Child abuse could go undetected by doctors because they may have outdated ideas about how many bruises are normal in physically active children.
Consultant paediatrician Dr Emma Curtis told a seminar it was considered normal 20 years ago for the average young child to have 12 bruises at any given time from the rough and tumble of play and minor falls.
But she said while that figure and the research it came from was still referred to in medical circles, she regarded two to three bruises as more realistic today.
"I think children are not as active any more. Maybe they’re not climbing walls and riding bicycles as much. So we need to be careful when assessing bruises as a possible indicator of abuse," she said.
Dr Curtis, who works at the National Children’s Hospital, Tallaght, was addressing a seminar to mark the launch of a professional body for people working in child protection and related fields.
The British Association for the Study and Prevention of Child Abuse and Neglect yesterday opened its Irish branch. The name of the organisation is to be changed to reflect the wider membership.
Dr John Devaney, the group’s chairman, said the organisation provided a valuable means for professionals to network and share information and experiences.
"Children are kept safe and families are better supported when professionals are able to work across their different organisational and disciplinary boundaries and have a mechanism for sharing their ideas, their expertise, and their shared enthusiasm and motivation to make things right," he said.

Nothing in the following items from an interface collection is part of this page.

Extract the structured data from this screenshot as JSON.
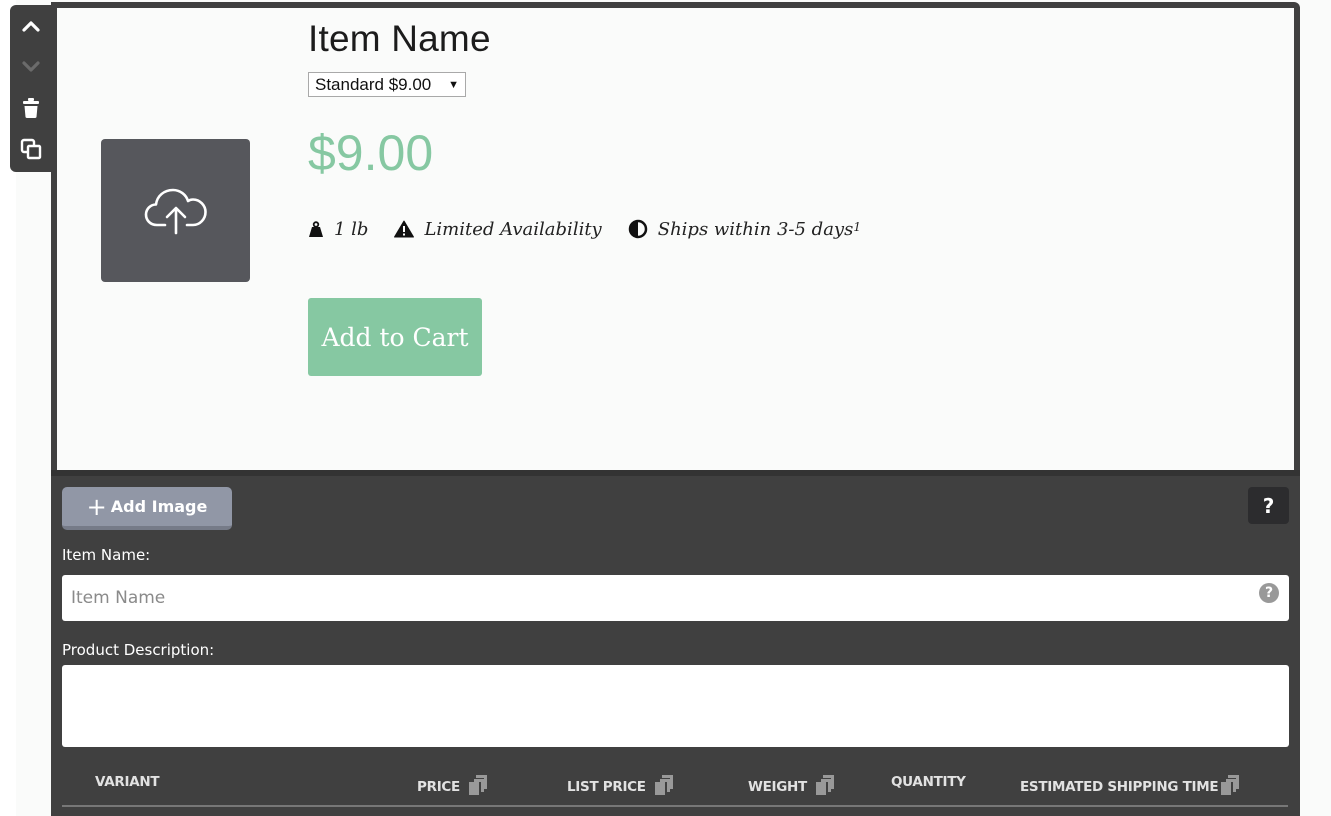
{
  "toolbar": {
    "move_up_icon": "chevron-up-icon",
    "move_down_icon": "chevron-down-icon",
    "delete_icon": "trash-icon",
    "duplicate_icon": "duplicate-icon"
  },
  "preview": {
    "image_icon": "cloud-upload-icon",
    "title": "Item Name",
    "variant_selected": "Standard $9.00",
    "variant_arrow": "▼",
    "price": "$9.00",
    "meta": {
      "weight": "1 lb",
      "availability": "Limited Availability",
      "shipping": "Ships within 3-5 days",
      "shipping_footnote": "1"
    },
    "add_to_cart_label": "Add to Cart"
  },
  "editor": {
    "add_image_plus": "+",
    "add_image_label": "Add Image",
    "help_label": "?",
    "item_name_label": "Item Name:",
    "item_name_value": "",
    "item_name_placeholder": "Item Name",
    "item_name_help": "?",
    "description_label": "Product Description:",
    "description_value": "",
    "variant_table": {
      "columns": [
        {
          "label": "VARIANT",
          "copyable": false
        },
        {
          "label": "PRICE",
          "copyable": true
        },
        {
          "label": "LIST PRICE",
          "copyable": true
        },
        {
          "label": "WEIGHT",
          "copyable": true
        },
        {
          "label": "QUANTITY",
          "copyable": false
        },
        {
          "label": "ESTIMATED SHIPPING TIME",
          "copyable": true
        }
      ]
    }
  },
  "colors": {
    "accent_green": "#86c8a2",
    "panel_dark": "#404040",
    "add_image_button": "#9197a6",
    "image_placeholder": "#56575c"
  }
}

Dr Helen Buckley of Trinity College Dublin, who chairs the National Review Panel on deaths of children known to the child protection services, echoed that view. Dr Buckley pointed out that child protection was the direct or indirect responsibility of many professionals including social workers, doctors, teachers, gardaí, probation officers, housing officers, and family support workers.

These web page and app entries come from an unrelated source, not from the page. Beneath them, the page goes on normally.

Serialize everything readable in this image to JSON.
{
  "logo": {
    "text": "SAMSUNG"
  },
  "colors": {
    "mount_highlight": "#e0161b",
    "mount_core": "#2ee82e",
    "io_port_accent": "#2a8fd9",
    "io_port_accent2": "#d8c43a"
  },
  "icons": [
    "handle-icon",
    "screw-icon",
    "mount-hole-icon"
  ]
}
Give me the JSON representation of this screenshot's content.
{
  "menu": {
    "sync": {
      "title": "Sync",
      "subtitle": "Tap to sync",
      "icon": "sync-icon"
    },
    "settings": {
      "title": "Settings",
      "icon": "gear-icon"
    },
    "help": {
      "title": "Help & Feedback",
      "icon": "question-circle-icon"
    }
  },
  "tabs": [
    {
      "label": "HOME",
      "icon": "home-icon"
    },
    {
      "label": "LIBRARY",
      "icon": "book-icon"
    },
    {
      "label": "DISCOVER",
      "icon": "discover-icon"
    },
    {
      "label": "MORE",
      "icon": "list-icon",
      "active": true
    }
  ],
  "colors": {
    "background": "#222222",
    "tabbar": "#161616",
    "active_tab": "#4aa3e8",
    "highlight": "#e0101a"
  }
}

She said the only visible work in terms of official records was that carried out by social workers, and that led to people working in an information vacuum as the outcomes of other interventions were not recorded.
While some 40,000 reports flagging concerns about children were made to the statutory services each year, Dr Buckley said: "We have very little valuable data available."
"A lot of work goes on but unfortunately we don’t know what that work is because nobody collects any data on it and it is rather frustrating for policymakers and those of us who want policy to be made in a particular way that we are not more led by that kind of valuable information."
The Government-appointed special rapporteur on child protection, Geoffrey Shannon, also called for better recording of data; better research into data; and a greater sharing of results.
He said too often, discussion around child protection in Ireland was based on experiences in other countries.
"You hear it all the time. New Zealand does this and Australia does that. It becomes sort of exhausting when you’re asking, ‘What do we do?’
"There continues to be a lack of empirical research particularly in this jurisdiction informing policy. We need to redouble our efforts to ensure that the legislation we draft is informed by quality empirical research."